“The explorer returned to his people, who were eager to know about the Amazon. But how could he ever put into words the feelings that flooded his heart when he saw exotic flowers and heard the night-sounds of the forest; when he sensed the danger of wild beasts or paddled his canoe over treacherous rapids?
He said, “Go and find out for yourselves.” To guide them he drew a map of the river. They pounced upon the map. They framed it in their town hall. They made copies of it for themselves. And all who had a copy considered themselves experts on the river, for did they not know its every turn and bend, how broad it was and how deep, where the rapids were and where the falls?”
– Anthony De Mello, The Explorer
Reading this story three times, my mind flashed back on moments over the last year when I transcended the maps: hiking trails where every rock was a wince, Scottish roads that proved narrower and a spouse who grew more horrified by the non-existent shoulder than the oncoming truck, carefully arranged graduation reservations scrapped by COVID and a banner at the ready should a party someday be a reality. Each an example of what I thought I knew turned on its head. Each a learning experience.
2020 was the big number on the horizon we all wondered about. Places we’d be, events we’d experience, moments we’d celebrate. Now we’re all living through the actual 2020, in ways that we didn’t anticipate. It’s just like any other map or plan in that way. Each event, each trip, each person and each day won’t be what you expected in some way or another. The maps and guides and itineraries and YouTube videos of those who went before help frame things, but you’ve got to go out and experience life to really know anything at all.

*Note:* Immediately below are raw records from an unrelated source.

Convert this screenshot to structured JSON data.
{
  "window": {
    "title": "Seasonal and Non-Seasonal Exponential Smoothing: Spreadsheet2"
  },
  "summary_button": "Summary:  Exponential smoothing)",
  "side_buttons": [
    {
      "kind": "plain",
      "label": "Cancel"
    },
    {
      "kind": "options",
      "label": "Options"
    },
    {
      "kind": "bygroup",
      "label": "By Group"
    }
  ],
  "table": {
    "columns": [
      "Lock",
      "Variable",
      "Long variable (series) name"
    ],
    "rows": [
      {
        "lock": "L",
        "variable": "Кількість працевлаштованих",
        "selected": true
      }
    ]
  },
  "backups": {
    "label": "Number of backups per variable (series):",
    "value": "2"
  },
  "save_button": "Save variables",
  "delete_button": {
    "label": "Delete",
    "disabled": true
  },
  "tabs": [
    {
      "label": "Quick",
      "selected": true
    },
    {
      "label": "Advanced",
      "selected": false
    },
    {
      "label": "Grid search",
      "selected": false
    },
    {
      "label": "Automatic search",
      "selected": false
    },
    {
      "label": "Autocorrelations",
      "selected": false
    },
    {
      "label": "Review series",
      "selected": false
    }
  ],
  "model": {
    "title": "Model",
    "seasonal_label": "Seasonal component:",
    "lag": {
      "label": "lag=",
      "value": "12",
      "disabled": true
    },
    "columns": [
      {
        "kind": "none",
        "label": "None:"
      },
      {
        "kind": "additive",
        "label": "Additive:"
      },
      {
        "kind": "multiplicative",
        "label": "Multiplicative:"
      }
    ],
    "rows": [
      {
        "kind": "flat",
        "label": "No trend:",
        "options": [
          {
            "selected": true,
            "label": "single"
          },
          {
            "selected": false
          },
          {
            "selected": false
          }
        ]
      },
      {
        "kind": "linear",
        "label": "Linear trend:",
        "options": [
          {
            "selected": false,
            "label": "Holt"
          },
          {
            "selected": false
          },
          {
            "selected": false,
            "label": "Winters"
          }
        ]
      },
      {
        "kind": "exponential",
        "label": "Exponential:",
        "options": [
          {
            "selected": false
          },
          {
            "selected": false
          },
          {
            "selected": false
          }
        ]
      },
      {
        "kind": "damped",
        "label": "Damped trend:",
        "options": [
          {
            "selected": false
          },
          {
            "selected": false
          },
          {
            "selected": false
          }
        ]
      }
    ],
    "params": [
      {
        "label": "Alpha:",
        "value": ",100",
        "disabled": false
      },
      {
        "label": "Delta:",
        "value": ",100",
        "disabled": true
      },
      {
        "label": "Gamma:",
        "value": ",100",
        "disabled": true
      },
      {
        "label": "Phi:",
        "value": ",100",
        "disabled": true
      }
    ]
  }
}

We all think we know how things are going to turn out. But living through the moment, exploring and testing our limits of understanding and endurance, going and finding out for yourselves, that’s where the knowing is. That’s where we fully realize the feelings that flood our hearts.